Tag Archives: LensWork

Finding My Own Personal Style

I seem to be examining my psyche in paint these days. I was feeling somewhat unsettled that I keep trying new ways of expressing myself, but continuing to feel that I had not quite found my way. I was feeling that I had not yet found my personal voice.

I was pleased to find an article in the magazine LensWork* that put my mind at ease. It was written by a very discerning photographer, Guy Tal, and it applies to all of us pursing a creative endeavor. The name of the article is “Forget Vision.” These are some of his words:

“Forget vision, forget personal style, forget unique voice; these are not goals, they are by-products. The most meaningful art you can make is not about a particular look, subject matter, or visual effect, but about the way you respond to and interpret the world.”

He goes on to say, “Searching for a vision is futile; it is a moving target. The only way to find one’s vision once and for all, is to stop evolving as a person and as an artist.”

Ann Hart Marquis-Winter in New Mexico-personal style

New Mexico, Winter #2, acrylic on canvas, 10 x 20-inches, ©2015. Ann Hart Marquis

I feel that my work is changing and evolving almost every time I pick up a paintbrush. I am relieved to hear someone say that finding one’s personal style is a somewhat frustrating goal. That is what I have been feeling for a while. Now I know why.

I would love your comments.

*Lenswork, Jan-Feb, 2015, No. 116.

The Emotional Connection to Art

Every two months the prestigious photography magazine LensWork arrives at our home. I am not the photographer in the family, but I love to look at good fine art photos. Some may give me ideas for my painting. Some I find to be mediocre. I also like to read the comments of the editor, Brooks Jensen. In the latest issue (No. 109) he writes about the importance of understanding that viewers connect to art in various ways.

In interacting with an aunt who was evaluating several images, Brooks noticed that the images that she considered valuable, interesting, and compelling, were based on whether she had any connection to the content of the image. Similarly, our artwork will only be valuable or desirable to those who feel a pull or are seduced by the content.

Brooks states, “The artwork that is meaningful and truly speaks to us — and thereby has value — is the artwork that connects with us on a deeper level than like and dislike. It connects with us because somehow it explains, clarifies, illuminates, sympathetically vibrates with, or in some other way touches us either emotionally, intellectually, or spiritually.”

Trying to understand why and how a collector decides to by a particular painting of mine has sometimes been a mystery to me. Sometimes a friend will surprise me by purchasing a piece because the content of the painting is not a topic that I imagine would be compelling to her. I then realize that there are many things I don’t know about her, or perhaps have projected onto her. Here is one such piece.


Red Swing, acrylic on canvas, 12″x12″, ©2011, Ann Hart Marquis

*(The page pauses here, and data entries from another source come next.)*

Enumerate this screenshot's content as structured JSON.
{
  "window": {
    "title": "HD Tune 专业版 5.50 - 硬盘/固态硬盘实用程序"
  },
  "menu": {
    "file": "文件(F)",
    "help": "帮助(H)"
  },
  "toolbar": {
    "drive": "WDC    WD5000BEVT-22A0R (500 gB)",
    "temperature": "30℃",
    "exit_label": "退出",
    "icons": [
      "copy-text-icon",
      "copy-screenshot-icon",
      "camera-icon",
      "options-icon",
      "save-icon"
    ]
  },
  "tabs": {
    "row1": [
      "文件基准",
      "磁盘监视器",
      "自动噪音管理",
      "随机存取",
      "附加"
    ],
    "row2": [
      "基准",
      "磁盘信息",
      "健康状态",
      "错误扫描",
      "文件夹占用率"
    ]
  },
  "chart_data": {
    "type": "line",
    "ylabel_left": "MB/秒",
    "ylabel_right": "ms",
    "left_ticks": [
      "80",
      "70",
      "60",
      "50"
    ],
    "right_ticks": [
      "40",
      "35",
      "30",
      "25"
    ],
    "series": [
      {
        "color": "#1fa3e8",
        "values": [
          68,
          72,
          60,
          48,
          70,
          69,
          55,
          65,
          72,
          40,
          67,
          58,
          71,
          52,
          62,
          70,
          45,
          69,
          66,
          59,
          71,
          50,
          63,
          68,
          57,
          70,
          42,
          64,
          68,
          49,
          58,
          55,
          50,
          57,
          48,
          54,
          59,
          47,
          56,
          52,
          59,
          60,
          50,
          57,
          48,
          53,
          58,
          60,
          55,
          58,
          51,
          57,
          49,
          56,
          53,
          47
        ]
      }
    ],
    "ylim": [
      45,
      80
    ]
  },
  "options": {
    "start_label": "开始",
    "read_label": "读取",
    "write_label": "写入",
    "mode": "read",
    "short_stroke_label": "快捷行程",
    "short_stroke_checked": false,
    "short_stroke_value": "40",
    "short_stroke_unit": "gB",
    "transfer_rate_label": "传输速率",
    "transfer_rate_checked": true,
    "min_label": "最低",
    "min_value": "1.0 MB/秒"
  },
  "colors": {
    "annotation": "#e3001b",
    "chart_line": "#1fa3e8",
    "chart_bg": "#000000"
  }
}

It is also mysterious how one piece in my show could have been sold many times because, I surmise, it had some universal as well as personal appeal. I can never guess which painting will be the highlight of the show, but there always seems to be one or two that are the most desirable. Here are two that fall into that category:


Nightfall, acrylic on canvas, 16″x20″, ©2009, Ann Hart Marquis

Orange Lotus, acrylic on canvas, 14″x14″,
©2012, Ann Hart Marquis


Equally mysterious to me is why a painting that I consider perhaps one of my best, does not sell at an exhibit. It may sell later or never. Here is one of my favorite endeavors that has not yet sold.


Precarious, acrylic on canvas, 20″x24″, ©2010, Ann Hart Marquis

Have you done work or looked at a piece of art that surprised you by how compelling it is?